◆ Prompt ◆
Below are the records; copy each line in them that holds the word "Left".

Element data from apps and pages:
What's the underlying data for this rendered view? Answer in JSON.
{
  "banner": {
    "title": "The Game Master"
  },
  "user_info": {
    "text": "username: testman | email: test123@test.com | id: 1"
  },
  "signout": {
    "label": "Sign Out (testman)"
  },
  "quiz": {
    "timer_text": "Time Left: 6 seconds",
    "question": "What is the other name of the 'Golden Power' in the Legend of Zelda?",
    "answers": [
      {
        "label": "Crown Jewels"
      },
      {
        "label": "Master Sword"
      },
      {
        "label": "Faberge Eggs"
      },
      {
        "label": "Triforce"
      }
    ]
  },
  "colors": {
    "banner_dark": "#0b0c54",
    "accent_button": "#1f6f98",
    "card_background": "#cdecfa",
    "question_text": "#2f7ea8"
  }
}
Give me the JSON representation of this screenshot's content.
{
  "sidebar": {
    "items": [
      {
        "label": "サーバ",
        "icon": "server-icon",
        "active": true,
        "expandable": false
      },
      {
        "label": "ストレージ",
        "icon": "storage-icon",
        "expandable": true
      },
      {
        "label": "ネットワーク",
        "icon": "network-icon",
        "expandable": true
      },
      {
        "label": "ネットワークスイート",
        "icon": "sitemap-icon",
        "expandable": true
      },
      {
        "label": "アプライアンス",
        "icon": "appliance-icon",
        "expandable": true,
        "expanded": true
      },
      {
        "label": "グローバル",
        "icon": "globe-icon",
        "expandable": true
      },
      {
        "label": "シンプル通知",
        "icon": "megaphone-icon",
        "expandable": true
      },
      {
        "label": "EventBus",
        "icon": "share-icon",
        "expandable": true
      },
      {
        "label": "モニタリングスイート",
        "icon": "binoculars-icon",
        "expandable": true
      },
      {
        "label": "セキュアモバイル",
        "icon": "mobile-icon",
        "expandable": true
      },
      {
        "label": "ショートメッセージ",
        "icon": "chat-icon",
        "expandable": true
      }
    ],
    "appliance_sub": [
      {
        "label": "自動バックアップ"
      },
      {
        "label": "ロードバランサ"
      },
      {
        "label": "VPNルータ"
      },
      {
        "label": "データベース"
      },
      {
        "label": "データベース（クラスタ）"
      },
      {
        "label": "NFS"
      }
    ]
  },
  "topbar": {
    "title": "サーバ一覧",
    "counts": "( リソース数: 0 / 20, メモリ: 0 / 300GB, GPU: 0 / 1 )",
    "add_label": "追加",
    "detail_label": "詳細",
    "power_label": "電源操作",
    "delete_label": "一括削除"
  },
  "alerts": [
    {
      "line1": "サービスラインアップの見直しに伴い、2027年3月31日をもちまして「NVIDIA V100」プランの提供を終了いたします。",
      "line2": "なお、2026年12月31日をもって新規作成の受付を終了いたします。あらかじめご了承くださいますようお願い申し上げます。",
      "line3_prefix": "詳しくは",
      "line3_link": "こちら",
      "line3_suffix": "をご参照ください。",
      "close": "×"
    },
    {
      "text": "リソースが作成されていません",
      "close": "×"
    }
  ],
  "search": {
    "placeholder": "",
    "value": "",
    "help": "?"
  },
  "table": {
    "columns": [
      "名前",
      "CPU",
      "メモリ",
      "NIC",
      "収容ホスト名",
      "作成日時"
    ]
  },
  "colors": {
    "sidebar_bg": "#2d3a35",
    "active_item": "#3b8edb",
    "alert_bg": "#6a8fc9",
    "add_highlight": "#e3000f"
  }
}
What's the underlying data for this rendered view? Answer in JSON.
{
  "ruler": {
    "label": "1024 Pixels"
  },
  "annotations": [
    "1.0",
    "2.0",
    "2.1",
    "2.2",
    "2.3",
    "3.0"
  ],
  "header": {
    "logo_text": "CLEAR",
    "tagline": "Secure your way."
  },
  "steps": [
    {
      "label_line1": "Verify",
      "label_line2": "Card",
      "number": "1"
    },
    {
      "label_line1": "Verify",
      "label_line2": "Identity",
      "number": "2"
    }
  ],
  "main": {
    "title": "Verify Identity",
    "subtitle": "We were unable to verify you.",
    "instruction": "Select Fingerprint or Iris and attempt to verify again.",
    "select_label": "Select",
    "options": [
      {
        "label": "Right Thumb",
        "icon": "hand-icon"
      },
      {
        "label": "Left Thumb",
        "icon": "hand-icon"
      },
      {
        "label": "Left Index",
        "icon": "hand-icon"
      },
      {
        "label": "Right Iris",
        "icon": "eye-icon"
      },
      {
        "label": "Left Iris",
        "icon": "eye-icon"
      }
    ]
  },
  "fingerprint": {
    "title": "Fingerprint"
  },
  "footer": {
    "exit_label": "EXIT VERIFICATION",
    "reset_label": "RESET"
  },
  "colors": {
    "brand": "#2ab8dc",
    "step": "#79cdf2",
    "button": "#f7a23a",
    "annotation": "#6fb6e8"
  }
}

◆ Answer to the exercise ◆
    "timer_text": "Time Left: 6 seconds",
        "label": "Left Thumb",
        "label": "Left Index",
        "label": "Left Iris",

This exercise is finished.